Marc Quinn

The Etymology of Morphology

1996

Medium
Glass
Dimensions
Displayed: 270 x 1525 x 1520 mm
Collection
Tate
Acquisition
Purchased 1997
Reference
T07239

Summary

This work, which is designed to be displayed on the floor, is a multi-part floor sculpture in blown and cast glass. The glass is silvered on the inside and suggests a life-sized figure which has dissolved in or is being assembled from mercury-like puddles. A head, hand and penis remain recognisable among the otherwise biomorphic shapes. The body parts were cast from Quinn's body. The glass was blown in Murano, Italy, with Quinn controlling the process. The piece suggests transformation, but less radically than in some of the artist's earlier works such as Self (1991, Saatchi Collection, London), Quinn's self-portrait sculpture in his own blood.
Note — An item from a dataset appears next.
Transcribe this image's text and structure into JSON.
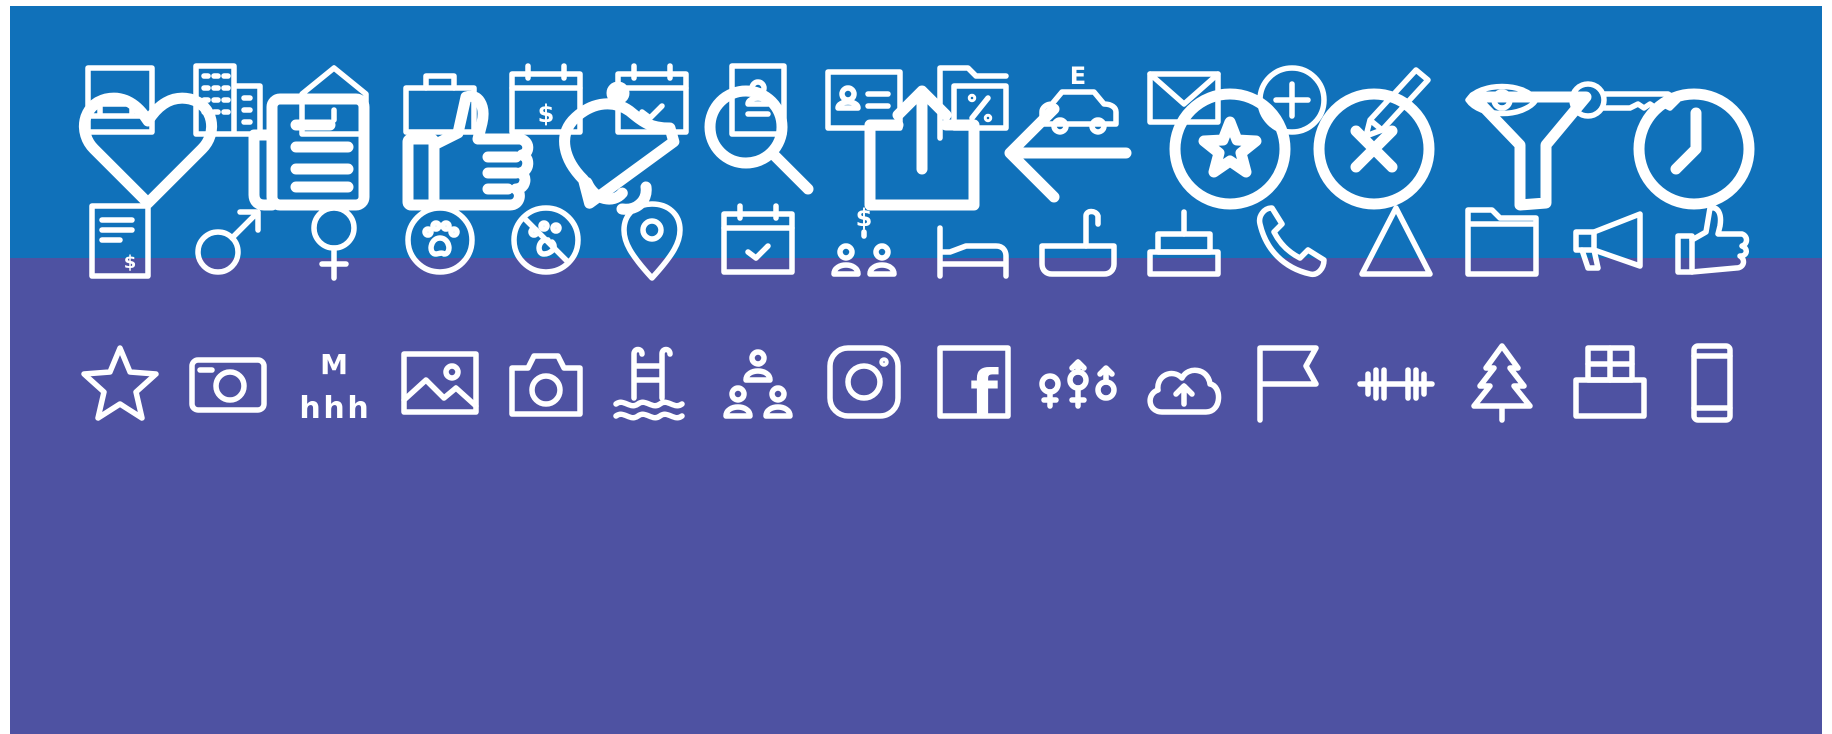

In relation to this work, Quinn has referred to the idea of creating solid form from breath through the use of blown glass. The glass itself gives the impression of a liquid and solid presence simultaneously. This sculpture exhibits a multitude of reflective surfaces and is therefore difficult to see as a fixed entity. Quinn has commented on his fascination for mirrors, for example those at Versailles, and his curiosity about the events which they have witnessed and of which they have no memory.

Further reading:
Sarah Kent, Shark Infested Waters: The Saatchi Collection of British Art in the 90s, London 1994, pp.73-6
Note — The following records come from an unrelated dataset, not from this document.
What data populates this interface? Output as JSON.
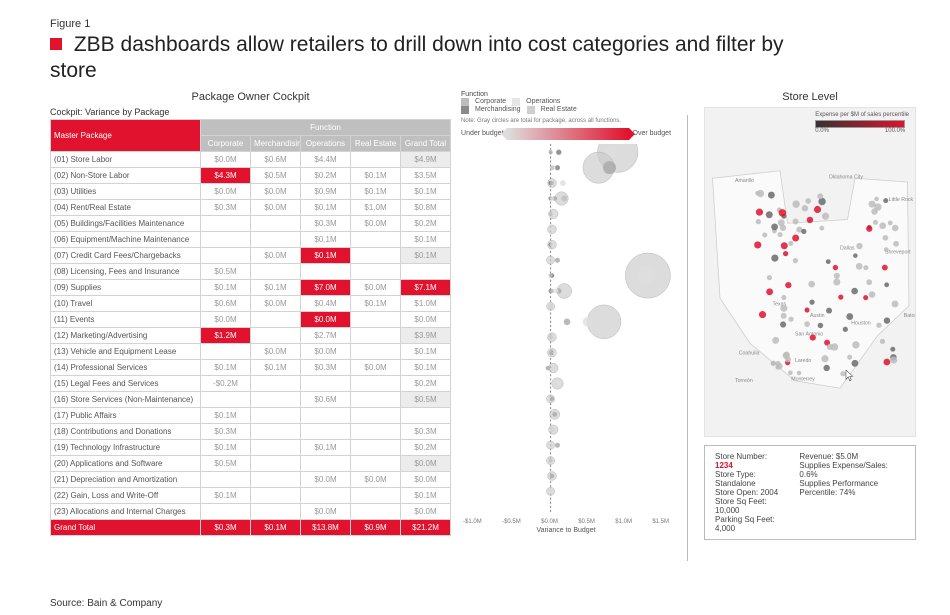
{
  "figure_label": "Figure 1",
  "title": "ZBB dashboards allow retailers to drill down into cost categories and filter by store",
  "source": "Source: Bain & Company",
  "cockpit": {
    "panel_title": "Package Owner Cockpit",
    "subtitle": "Cockpit: Variance by Package",
    "master_header": "Master Package",
    "function_header": "Function",
    "col_headers": [
      "Corporate",
      "Merchandising",
      "Operations",
      "Real Estate",
      "Grand Total"
    ],
    "rows": [
      {
        "label": "(01) Store Labor",
        "vals": [
          "$0.0M",
          "$0.6M",
          "$4.4M",
          "",
          "$4.9M"
        ],
        "hl": [],
        "gt": true
      },
      {
        "label": "(02) Non-Store Labor",
        "vals": [
          "$4.3M",
          "$0.5M",
          "$0.2M",
          "$0.1M",
          "$3.5M"
        ],
        "hl": [
          0
        ]
      },
      {
        "label": "(03) Utilities",
        "vals": [
          "$0.0M",
          "$0.0M",
          "$0.9M",
          "$0.1M",
          "$0.1M"
        ]
      },
      {
        "label": "(04) Rent/Real Estate",
        "vals": [
          "$0.3M",
          "$0.0M",
          "$0.1M",
          "$1.0M",
          "$0.8M"
        ]
      },
      {
        "label": "(05) Buildings/Facilities Maintenance",
        "vals": [
          "",
          "",
          "$0.3M",
          "$0.0M",
          "$0.2M"
        ]
      },
      {
        "label": "(06) Equipment/Machine Maintenance",
        "vals": [
          "",
          "",
          "$0.1M",
          "",
          "$0.1M"
        ]
      },
      {
        "label": "(07) Credit Card Fees/Chargebacks",
        "vals": [
          "",
          "$0.0M",
          "$0.1M",
          "",
          "$0.1M"
        ],
        "hl": [
          2
        ],
        "gt": true
      },
      {
        "label": "(08) Licensing, Fees and Insurance",
        "vals": [
          "$0.5M",
          "",
          "",
          "",
          ""
        ]
      },
      {
        "label": "(09) Supplies",
        "vals": [
          "$0.1M",
          "$0.1M",
          "$7.0M",
          "$0.0M",
          "$7.1M"
        ],
        "hl": [
          2,
          4
        ]
      },
      {
        "label": "(10) Travel",
        "vals": [
          "$0.6M",
          "$0.0M",
          "$0.4M",
          "$0.1M",
          "$1.0M"
        ]
      },
      {
        "label": "(11) Events",
        "vals": [
          "$0.0M",
          "",
          "$0.0M",
          "",
          "$0.0M"
        ],
        "hl": [
          2
        ]
      },
      {
        "label": "(12) Marketing/Advertising",
        "vals": [
          "$1.2M",
          "",
          "$2.7M",
          "",
          "$3.9M"
        ],
        "hl": [
          0
        ],
        "gt": true
      },
      {
        "label": "(13) Vehicle and Equipment Lease",
        "vals": [
          "",
          "$0.0M",
          "$0.0M",
          "",
          "$0.1M"
        ]
      },
      {
        "label": "(14) Professional Services",
        "vals": [
          "$0.1M",
          "$0.1M",
          "$0.3M",
          "$0.0M",
          "$0.1M"
        ]
      },
      {
        "label": "(15) Legal Fees and Services",
        "vals": [
          "-$0.2M",
          "",
          "",
          "",
          "$0.2M"
        ]
      },
      {
        "label": "(16) Store Services (Non-Maintenance)",
        "vals": [
          "",
          "",
          "$0.6M",
          "",
          "$0.5M"
        ],
        "gt": true
      },
      {
        "label": "(17) Public Affairs",
        "vals": [
          "$0.1M",
          "",
          "",
          "",
          ""
        ]
      },
      {
        "label": "(18) Contributions and Donations",
        "vals": [
          "$0.3M",
          "",
          "",
          "",
          "$0.3M"
        ]
      },
      {
        "label": "(19) Technology Infrastructure",
        "vals": [
          "$0.1M",
          "",
          "$0.1M",
          "",
          "$0.2M"
        ]
      },
      {
        "label": "(20) Applications and Software",
        "vals": [
          "$0.5M",
          "",
          "",
          "",
          "$0.0M"
        ],
        "gt": true
      },
      {
        "label": "(21) Depreciation and Amortization",
        "vals": [
          "",
          "",
          "$0.0M",
          "$0.0M",
          "$0.0M"
        ]
      },
      {
        "label": "(22) Gain, Loss and Write-Off",
        "vals": [
          "$0.1M",
          "",
          "",
          "",
          "$0.1M"
        ]
      },
      {
        "label": "(23) Allocations and Internal Charges",
        "vals": [
          "",
          "",
          "$0.0M",
          "",
          "$0.0M"
        ]
      }
    ],
    "grand_label": "Grand Total",
    "grand_vals": [
      "$0.3M",
      "$0.1M",
      "$13.8M",
      "$0.9M",
      "$21.2M"
    ]
  },
  "bubble": {
    "function_label": "Function",
    "legend": [
      "Corporate",
      "Merchandising",
      "Operations",
      "Real Estate"
    ],
    "note": "Note: Gray circles are total for package, across all functions.",
    "under": "Under budget",
    "over": "Over budget",
    "x_ticks": [
      "-$1.0M",
      "-$0.5M",
      "$0.0M",
      "$0.5M",
      "$1.0M",
      "$1.5M"
    ],
    "x_title": "Variance to Budget"
  },
  "map": {
    "panel_title": "Store Level",
    "legend_title": "Expense per $M of sales percentile",
    "legend_min": "0.0%",
    "legend_max": "100.0%",
    "labels": [
      "Amarillo",
      "Oklahoma City",
      "Little Rock",
      "Dallas",
      "Shreveport",
      "Texas",
      "Austin",
      "Houston",
      "Baton",
      "San Antonio",
      "Laredo",
      "Coahuila",
      "Monterrey",
      "Torreón"
    ]
  },
  "store_card": {
    "num_label": "Store Number:",
    "num": "1234",
    "type_label": "Store Type:",
    "type": "Standalone",
    "open_label": "Store Open:",
    "open": "2004",
    "sqft_label": "Store Sq Feet:",
    "sqft": "10,000",
    "park_label": "Parking Sq Feet:",
    "park": "4,000",
    "rev_label": "Revenue:",
    "rev": "$5.0M",
    "exp_label": "Supplies Expense/Sales:",
    "exp": "0.6%",
    "perf_label": "Supplies Performance Percentile:",
    "perf": "74%"
  },
  "chart_data": {
    "type": "table",
    "title": "Cockpit: Variance by Package ($M)",
    "columns": [
      "Corporate",
      "Merchandising",
      "Operations",
      "Real Estate",
      "Grand Total"
    ],
    "categories": [
      "(01) Store Labor",
      "(02) Non-Store Labor",
      "(03) Utilities",
      "(04) Rent/Real Estate",
      "(05) Buildings/Facilities Maintenance",
      "(06) Equipment/Machine Maintenance",
      "(07) Credit Card Fees/Chargebacks",
      "(08) Licensing, Fees and Insurance",
      "(09) Supplies",
      "(10) Travel",
      "(11) Events",
      "(12) Marketing/Advertising",
      "(13) Vehicle and Equipment Lease",
      "(14) Professional Services",
      "(15) Legal Fees and Services",
      "(16) Store Services (Non-Maintenance)",
      "(17) Public Affairs",
      "(18) Contributions and Donations",
      "(19) Technology Infrastructure",
      "(20) Applications and Software",
      "(21) Depreciation and Amortization",
      "(22) Gain, Loss and Write-Off",
      "(23) Allocations and Internal Charges",
      "Grand Total"
    ],
    "data": [
      [
        0.0,
        0.6,
        4.4,
        null,
        4.9
      ],
      [
        4.3,
        0.5,
        0.2,
        0.1,
        3.5
      ],
      [
        0.0,
        0.0,
        0.9,
        0.1,
        0.1
      ],
      [
        0.3,
        0.0,
        0.1,
        1.0,
        0.8
      ],
      [
        null,
        null,
        0.3,
        0.0,
        0.2
      ],
      [
        null,
        null,
        0.1,
        null,
        0.1
      ],
      [
        null,
        0.0,
        0.1,
        null,
        0.1
      ],
      [
        0.5,
        null,
        null,
        null,
        null
      ],
      [
        0.1,
        0.1,
        7.0,
        0.0,
        7.1
      ],
      [
        0.6,
        0.0,
        0.4,
        0.1,
        1.0
      ],
      [
        0.0,
        null,
        0.0,
        null,
        0.0
      ],
      [
        1.2,
        null,
        2.7,
        null,
        3.9
      ],
      [
        null,
        0.0,
        0.0,
        null,
        0.1
      ],
      [
        0.1,
        0.1,
        0.3,
        0.0,
        0.1
      ],
      [
        -0.2,
        null,
        null,
        null,
        0.2
      ],
      [
        null,
        null,
        0.6,
        null,
        0.5
      ],
      [
        0.1,
        null,
        null,
        null,
        null
      ],
      [
        0.3,
        null,
        null,
        null,
        0.3
      ],
      [
        0.1,
        null,
        0.1,
        null,
        0.2
      ],
      [
        0.5,
        null,
        null,
        null,
        0.0
      ],
      [
        null,
        null,
        0.0,
        0.0,
        0.0
      ],
      [
        0.1,
        null,
        null,
        null,
        0.1
      ],
      [
        null,
        null,
        0.0,
        null,
        0.0
      ],
      [
        0.3,
        0.1,
        13.8,
        0.9,
        21.2
      ]
    ],
    "xlabel": "Variance to Budget",
    "x_range": [
      -1.0,
      1.5
    ],
    "grand_total": {
      "Corporate": 0.3,
      "Merchandising": 0.1,
      "Operations": 13.8,
      "Real Estate": 0.9,
      "Grand Total": 21.2
    }
  }
}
Terry Riggs
October 1997

Display caption

Several body parts are recognisable in this piece, which is made from blown
and cast glass, silvered on the inside.
It suggests a life-sized figure which has dissolved into, or is being assembled from, mercury-like puddles.

 

Quinn's title suggests an analysis of the relationship between form and meaning: 'etymology' is the study of the way words develop, while 'morphology' is the study of the forms of things.

 

Gallery label, August 2004